Album review: Death - Human (Roadrunner Records, 1991)
Tech/prog death metal
Ask any metalhead what their favourite DEATH album is and the answer will always vary. This legendary band who, along with the likes of Possessed and early Sepultura, were responsible for the birth of extreme metal during the 1980s. Over a career that lasted nearly 20 years (from the formation of Mantas in 1983), Death was a band that progressed musically with every album, refusing to rest on their laurels and produce the same record twice, thanks in part to frontman Chuck Schuldiner's constant revolving door of lineups that took in some stellar musicians over its existence. Through the primitive and thrashy "Scream Bloody Gore" to something approaching a more technical take on classic Heavy Metal on their final album before Schuldiner's untimely death in 2001 of brain stem cancer, the discography of Death is an enduring statement to evolution and the dismantling of boundaries within extreme music.
"Human" is the band's finest achievement in my opinion, a crushing slab of cerebral death metal boasting astonishing instrumental and songwriting prowess, and thought provoking, introspective lyrics. "Individual Thought Patterns" is constantly vying with this one for the top spot in my mind, though this is the one I have chosen to write this review on. This is the first album, I feel, where Chuck had surrounded himself with musicians capable of matching him and making his vision possible. I won't give in to the Dimebag-esque fellating he (like all deceased "metal legends") has been subject to since his unfortunate death, but the guy was a genius and that much is certain. By this time, Death had already made significant advancements with the transitional album "Spiritual Healing" of the previous year, the zombie holocaust lyrics of the first two records replaced with a more thoughtful social and religious commentary, and a marked advancement in composition and structure (which was of course largely rejected at first, by the backwards purists of the day). Floridian metal legend James Murphy joined Schuldiner on lead guitar for that album, the first time he would work with someone who's skill was a good match for his own. On "Human", the lineup is completely changed again with the welcome addition of half of the band Cynic (who at the time were still unsigned and yet to release their first album), namely guitarist Paul Masvidal and drummer Sean Reinert, and bass virtuoso Steve DiGiorgio borrowed from Sadus and who had also done session work with Autopsy.

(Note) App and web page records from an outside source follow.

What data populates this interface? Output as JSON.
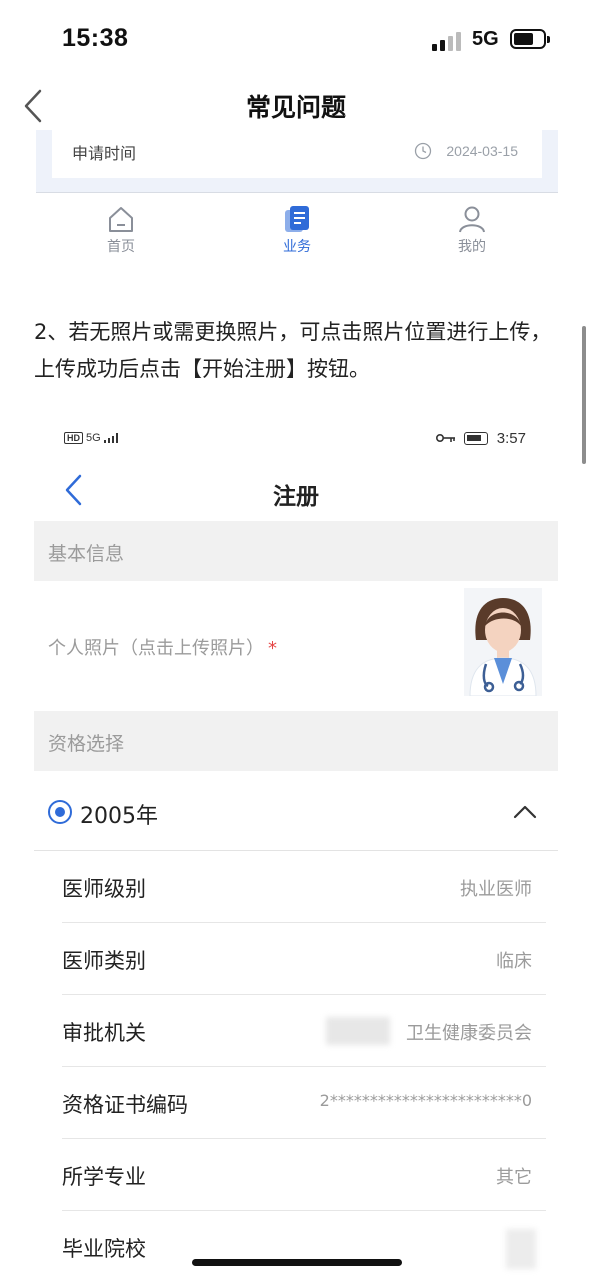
{
  "status_bar": {
    "time": "15:38",
    "network": "5G"
  },
  "header": {
    "title": "常见问题"
  },
  "fragment": {
    "label": "申请时间",
    "date": "2024-03-15",
    "tabs": [
      {
        "label": "首页",
        "icon": "home-icon"
      },
      {
        "label": "业务",
        "icon": "business-doc-icon",
        "active": true
      },
      {
        "label": "我的",
        "icon": "user-icon"
      }
    ]
  },
  "instruction": "2、若无照片或需更换照片，可点击照片位置进行上传，上传成功后点击【开始注册】按钮。",
  "screenshot": {
    "status_left": "5G",
    "status_time": "3:57",
    "title": "注册",
    "section_basic": "基本信息",
    "photo_label": "个人照片（点击上传照片）",
    "required_mark": "*",
    "section_qualification": "资格选择",
    "year": "2005年",
    "rows": [
      {
        "label": "医师级别",
        "value": "执业医师"
      },
      {
        "label": "医师类别",
        "value": "临床"
      },
      {
        "label": "审批机关",
        "value": "卫生健康委员会"
      },
      {
        "label": "资格证书编码",
        "value": "2************************0"
      },
      {
        "label": "所学专业",
        "value": "其它"
      },
      {
        "label": "毕业院校",
        "value": ""
      }
    ]
  },
  "colors": {
    "accent": "#2f6bd8",
    "required": "#e54545",
    "muted": "#9b9b9b"
  }
}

This lineup wastes no time in going straight for the neck with some absolutely massive riffs and drumming. Reinert's propulsive double bass pedaling and inventive fills provide the groundwork for Schuldiner and Masvidal's excellent riffing and soloing, Masvidal's flowing, jazz inspired leads providing a great contrast to Schuldiner's own playing. Bassist DiGiorgio has been the cause of a little controversy on this album, being criminally mixed out and rendered mostly inaudible, although there are some parts when he can be heard if you pay attention (more on this later). Scott Burns gives another one of his signature production jobs, perhaps a little boxy sounding on the original release but with atmosphere of its own and fitting to the music. The lyrics (along with "Thought Patterns") are some of the greatest I've ever read on a death metal album, offering introspection at a time where a lot of bands were still clinging to outdated B-movie cliches (as fun as those can be, admittedly). To finish, I can only say that this album is a must for any metal fan or any music fan in general, to be honest. Get it and hear for yourself.
A note on the 2011 remix/remaster: For the 20th anniversary of "Human" Relapse Records released a remixed, and remastered edition available as a two or three disc edition with loads of bonus material including demo and live tracks, and (on the three disc edition) a veritable goldmine for fans in the form of scratch tracks with just drums and bass. The album itself was remixed and remastered and in a totally unprecedented move, not completely ruined by over-compression and loudness like pretty much every new release or remaster of recent years. What is equally impressive is that the bass tracks were raised to a more acceptable volume, still not as audible as some would like (as in "Individual Thought Patterns" audible) but on the whole DiGiorgio's playing is clearer and the scratch tracks of course allow all the details to be heard. The rest of the album, particularly the drums, has a noticeably wider stereo image and less muddy sound than the original release, the vocals are also clearer and the reverb on the solos is more noticeable. I think this newer edition is absolutely worth purchasing and I was genuinely impressed at how much effort seemed to have gone into it compared to so many other similar things these days. It ensures that this influential and groundbreaking record will live on.